Such is not necessarily the case outside of North America. In many, if not most, non-Western contexts that are not trying to copy the Western academic model there tend to be strict teacher/student roles, where the teacher is seen as the authority figure and, as such, is given high respect by the students. If a student refers to their teacher by their first name, it would most likely be seen as very disrespectful which means it is never done; camaraderie is rarely the goal. Teachers usually tell the students exactly what they expect the students to do, and rote memory by the students of everything the teacher says tends to be the assumed practice. Teachers have much power over the lives of their students and can impact their futures both positively and negatively.
If you substitute “mentor” for “teacher” in the above paragraphs, you can see some of the complexities involved in mentoring cross-culturally and multi-culturally. Kairos is an entirely new way of doing theological education. As such, it’s oftentimes difficult for North American students to catch the Kairos difference at first. There is a steep learning curve for both students and mentors as we begin working together.

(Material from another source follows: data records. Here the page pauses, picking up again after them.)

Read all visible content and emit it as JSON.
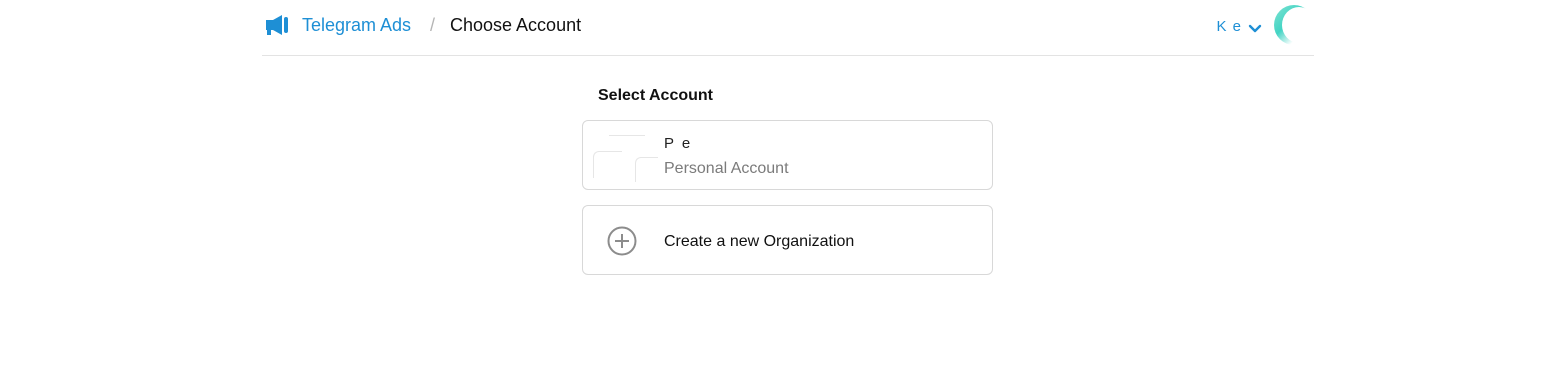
{
  "header": {
    "app_link": "Telegram Ads",
    "separator": "/",
    "current_page": "Choose Account",
    "user": {
      "name": "K  e",
      "chevron_icon": "chevron-down-icon",
      "avatar_icon": "avatar"
    },
    "logo_icon": "megaphone-icon",
    "brand_color": "#1e8fd5"
  },
  "main": {
    "section_title": "Select Account",
    "accounts": [
      {
        "name": "P  e",
        "type": "Personal Account"
      }
    ],
    "create_option": {
      "label": "Create a new Organization",
      "icon": "plus-circle-icon"
    }
  }
}
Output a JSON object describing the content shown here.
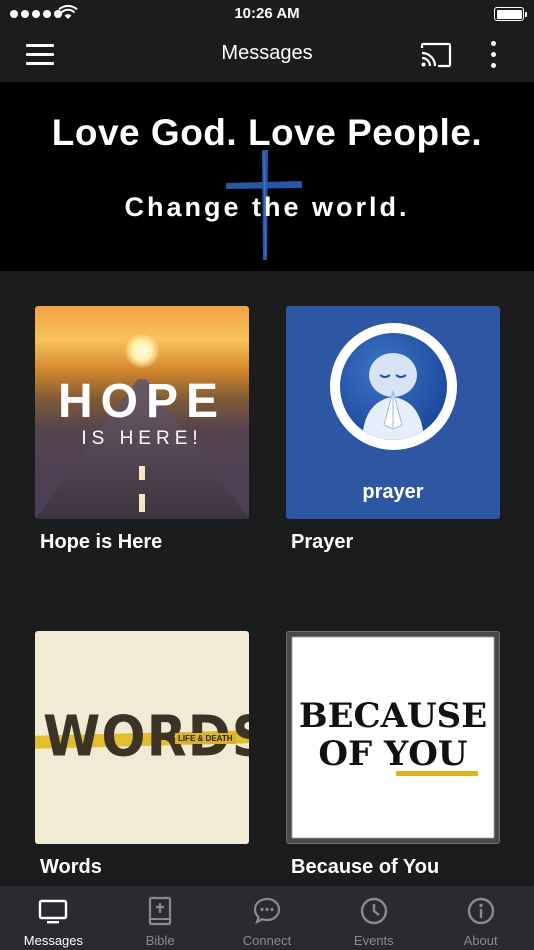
{
  "status_bar": {
    "time": "10:26 AM"
  },
  "app_bar": {
    "title": "Messages"
  },
  "banner": {
    "line1": "Love God. Love People.",
    "line2": "Change the world."
  },
  "series": [
    {
      "title": "Hope is Here",
      "art_main": "HOPE",
      "art_sub": "IS HERE!"
    },
    {
      "title": "Prayer",
      "art_word": "prayer"
    },
    {
      "title": "Words",
      "art_main": "WORDS",
      "art_badge": "LIFE & DEATH"
    },
    {
      "title": "Because of You",
      "art_line1": "BECAUSE",
      "art_line2": "OF YOU"
    }
  ],
  "tabs": [
    {
      "label": "Messages",
      "icon": "tv-icon",
      "active": true
    },
    {
      "label": "Bible",
      "icon": "bible-icon",
      "active": false
    },
    {
      "label": "Connect",
      "icon": "chat-icon",
      "active": false
    },
    {
      "label": "Events",
      "icon": "clock-icon",
      "active": false
    },
    {
      "label": "About",
      "icon": "info-icon",
      "active": false
    }
  ],
  "colors": {
    "background": "#1b1c1e",
    "tab_bar": "#2a2b2e",
    "tab_inactive": "#8a8b8e",
    "prayer_blue": "#2e57a3",
    "cross_blue": "#2d5fb8"
  }
}
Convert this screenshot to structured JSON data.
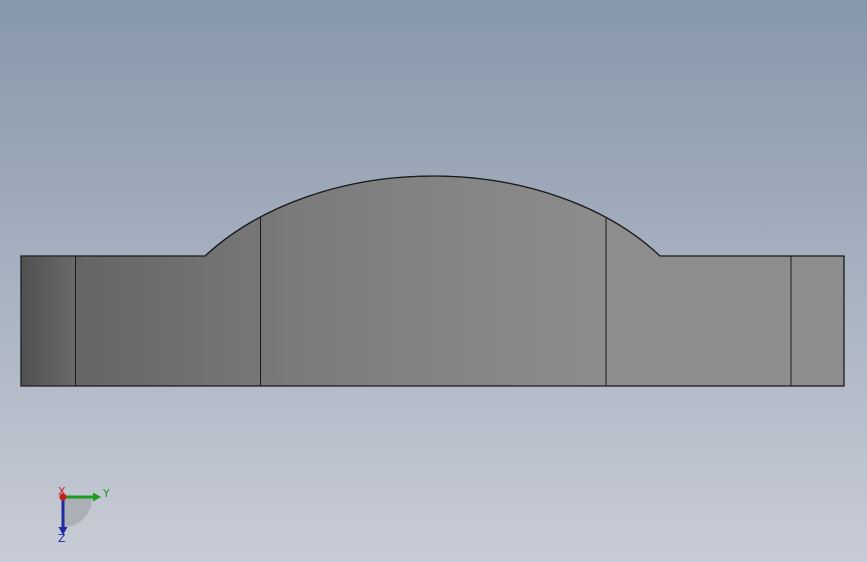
{
  "viewport": {
    "background_top": "#8797ab",
    "background_bottom": "#c8ccd6"
  },
  "part": {
    "face_dark": "#5f5f5f",
    "face_mid": "#7c7c7c",
    "face_light": "#8d8d8d",
    "edge_color": "#1a1a1a"
  },
  "triad": {
    "x_label": "X",
    "y_label": "Y",
    "z_label": "Z",
    "x_color": "#c81e1e",
    "y_color": "#1e9a1e",
    "z_color": "#1e2aa0",
    "icon": "coordinate-triad-icon"
  }
}
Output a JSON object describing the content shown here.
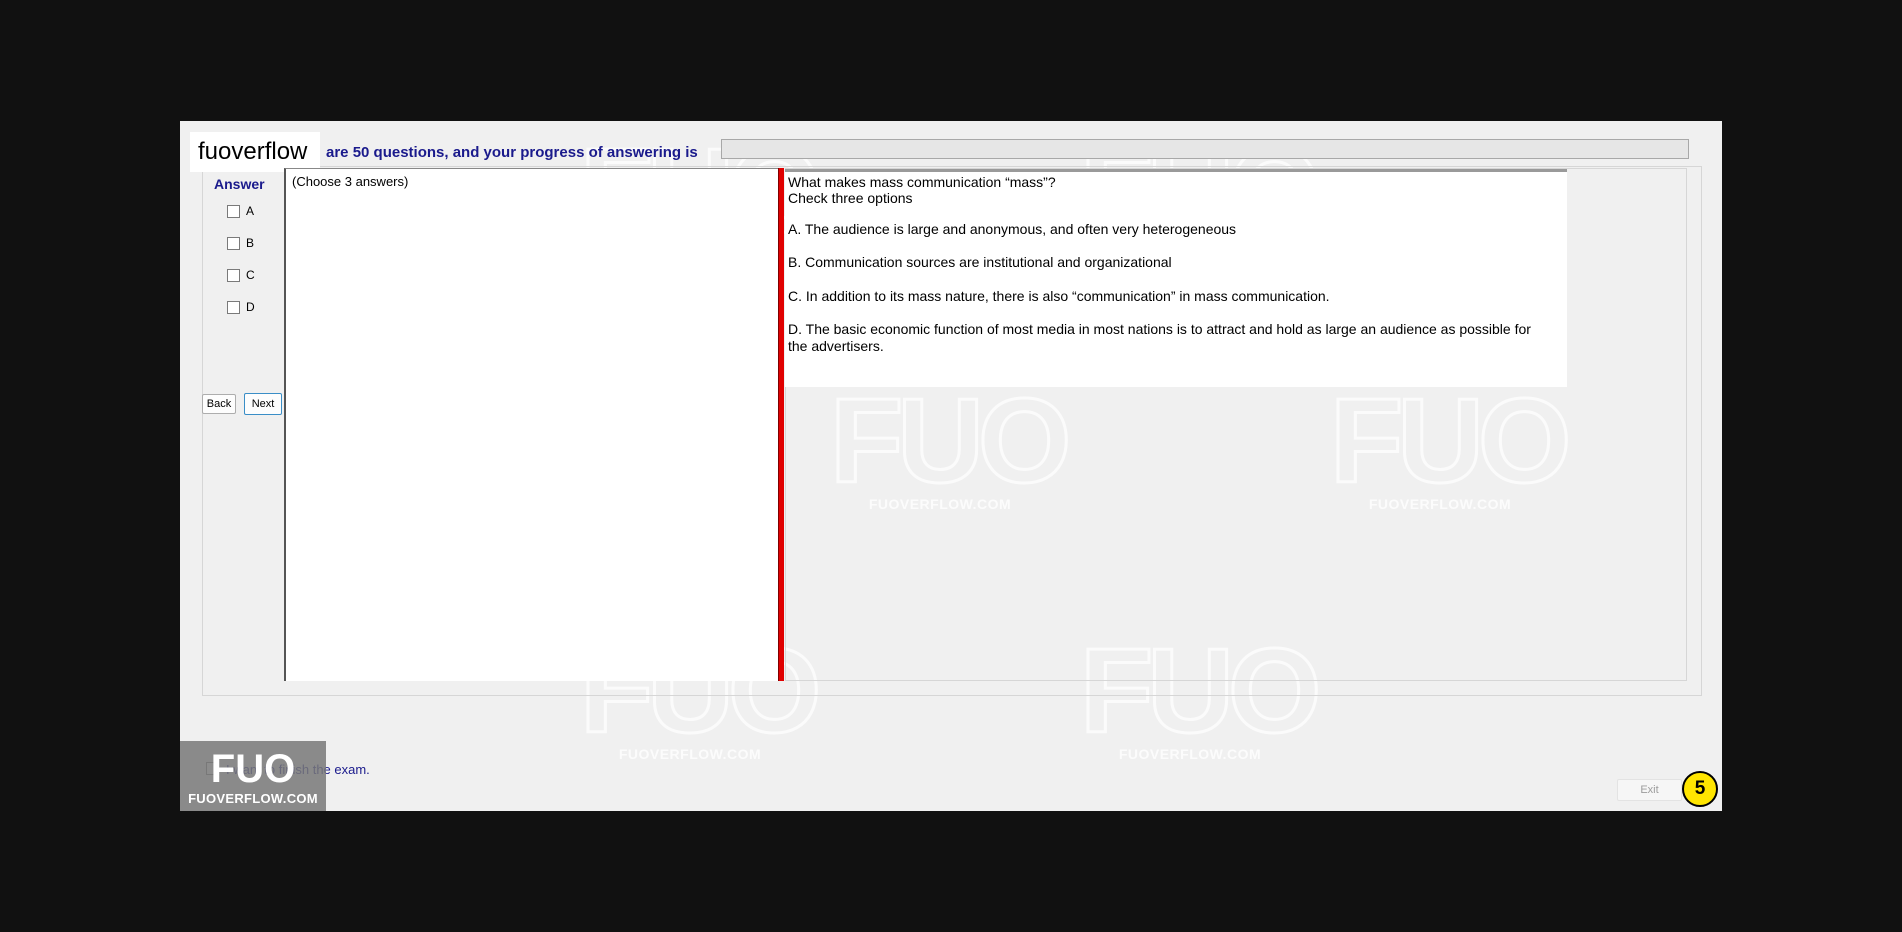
{
  "brand": {
    "name": "fuoverflow"
  },
  "header": {
    "progress_text": "are 50 questions, and your progress of answering is",
    "progress_fraction": 0,
    "colors": {
      "progress_fill": "#06b025",
      "label": "#1a1a8c"
    }
  },
  "answer": {
    "title": "Answer",
    "options": [
      {
        "label": "A",
        "checked": false
      },
      {
        "label": "B",
        "checked": false
      },
      {
        "label": "C",
        "checked": false
      },
      {
        "label": "D",
        "checked": false
      }
    ],
    "back_label": "Back",
    "next_label": "Next",
    "hint": "(Choose 3 answers)"
  },
  "question": {
    "title": "What makes mass communication “mass”?",
    "instruction": "Check three options",
    "options": [
      "A.  The audience is large and anonymous, and often very heterogeneous",
      "B.  Communication sources are institutional and organizational",
      "C.  In addition to its mass nature, there is also “communication” in mass communication.",
      "D.  The basic economic function of most media in most nations is to attract and hold as large an audience as possible for the advertisers."
    ]
  },
  "footer": {
    "finish_label": "I want to finish the exam.",
    "finish_checked": false,
    "exit_label": "Exit",
    "page_number": "5"
  },
  "watermark": {
    "logo": "FUO",
    "site": "FUOVERFLOW.COM"
  },
  "colors": {
    "divider": "#e00000",
    "badge_yellow": "#ffe500",
    "window_bg": "#f0f0f0"
  }
}
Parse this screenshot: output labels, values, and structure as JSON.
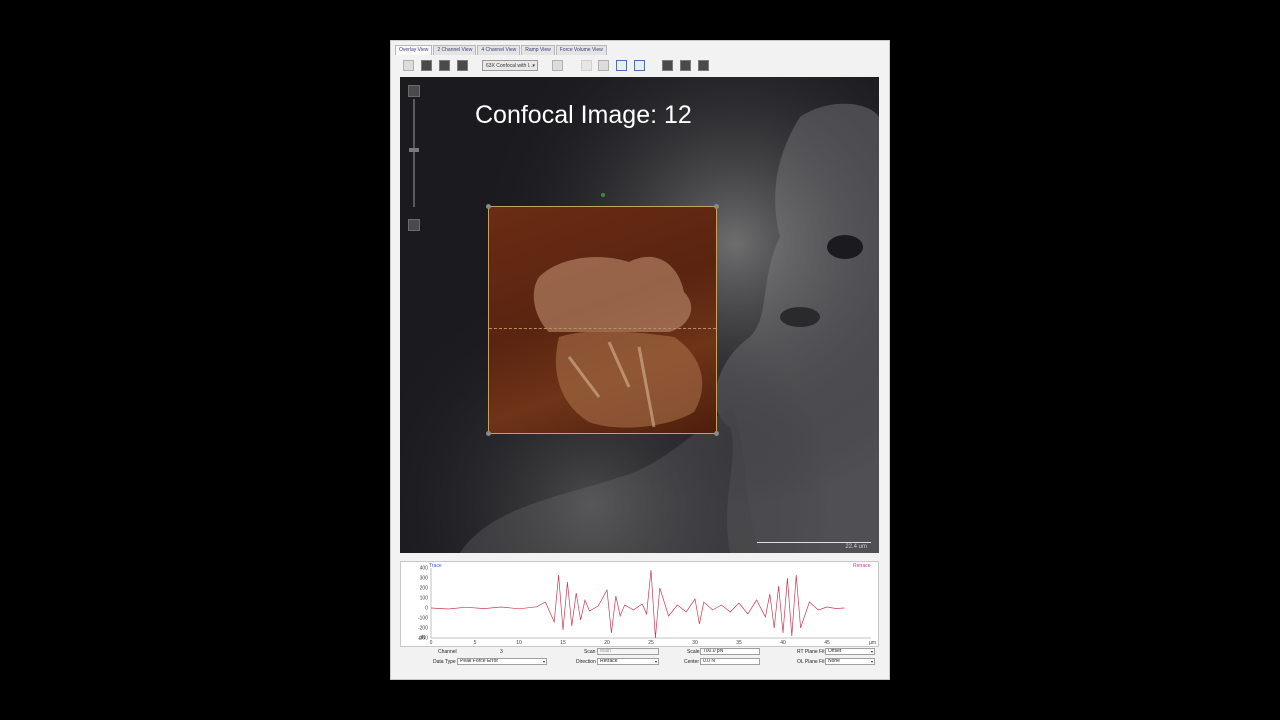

For most of our non-Western students, this learning curve tends to be exponentially steeper. As a result, mentors need to exhibit even more patience as we gracefully help them navigate the new waters of Kairos. We need to keep in mind the reality that non-Western students may, at least initially, see mentors as authority figures and may expect us to tell them what to do. Working with them on their individual development process, therefore, may be more of a challenge. It may take some time before the student starts to “get it.” Other parts of the development process, like defining proficiency, may also be a bit more complex in light of the student’s current or former cultural context. Many non-Western students will automatically drift towards standard path learning experiences since a classroom has always been their primary learning venue (interestingly, this is true for Western students, as well). Additionally, many non-Western students may be experts at content but may not have had much opportunity to demonstrate growth in character and craft.
Furthermore, many non-Western students may be more comfortable referring to a mentor as “doctor” or “professor” or “sir/ma’am.” As a result, it may be wise to allow for more formality at first. Then in subsequent meetings, if it is helpful, things can become more informal. However, there is no need to enforce informality. Just like in every other aspect of Kairos, the journey should be shaped in such a way that it meets the needs of the student. Don’t force a student to function in a culture that is foreign to them just because it is more comfortable for you.
In our experience, students from a wide variety of cultures eventually find new freedom in their educational journey in Kairos. While it may be true that non-Western students may take more time to embrace this new freedom, our experience has also shown that all students and mentors have a lot to learn about how and why Kairos works the way it does. Our role as mentors is to embrace this opportunity with patience and an extra dose of grace.
Next week, we will turn our attention toward another challenge we face when mentoring students in and from non-Western contexts: collectivist cultures vs. individualist cultures.